SXSW's world premiere screening of Thunder Soul was a beautiful illustration of the benefits and the hazards of taking chances on no-profile, intriguing-sounding entries at film festivals. A glossy documentary on a fun subject, Thunder Soul nonetheless plays a bit like it was made to be a memento for its subjects rather than something of general interest. But when most of the subjects are in the audience and clearly having the time of their lives, the experience of seeing the film is, to put it mildly, somewhat transformed.

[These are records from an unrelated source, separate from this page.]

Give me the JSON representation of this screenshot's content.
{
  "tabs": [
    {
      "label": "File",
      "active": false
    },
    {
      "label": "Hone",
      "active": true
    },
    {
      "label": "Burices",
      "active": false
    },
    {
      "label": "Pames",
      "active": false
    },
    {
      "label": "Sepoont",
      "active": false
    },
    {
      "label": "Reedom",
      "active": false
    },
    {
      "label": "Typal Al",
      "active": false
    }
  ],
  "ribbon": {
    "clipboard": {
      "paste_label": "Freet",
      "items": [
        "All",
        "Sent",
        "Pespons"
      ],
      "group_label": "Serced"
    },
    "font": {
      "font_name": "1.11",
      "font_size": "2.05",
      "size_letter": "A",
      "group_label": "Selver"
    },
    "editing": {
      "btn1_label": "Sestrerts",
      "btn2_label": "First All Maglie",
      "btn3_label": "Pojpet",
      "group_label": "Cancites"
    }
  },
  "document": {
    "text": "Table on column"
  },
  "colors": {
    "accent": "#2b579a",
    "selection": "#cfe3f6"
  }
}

The Kashmere High School stage band became a minor worldwide sensation in the mid-1970s. A group of black kids from inner-city Houston under the tutelage of brilliant musician and redoubtable teacher Conrad O. Johnson, the band combined jazz and funk to morph the staid high school band tradition into a dynamic, dancing, toe-tapping great time. Now, more than thirty years later, the original band members are coming together -- despite the fact that many of them have not picked up their instruments since graduating -- for a reunion concert to pay tribute to the ailing Johnson.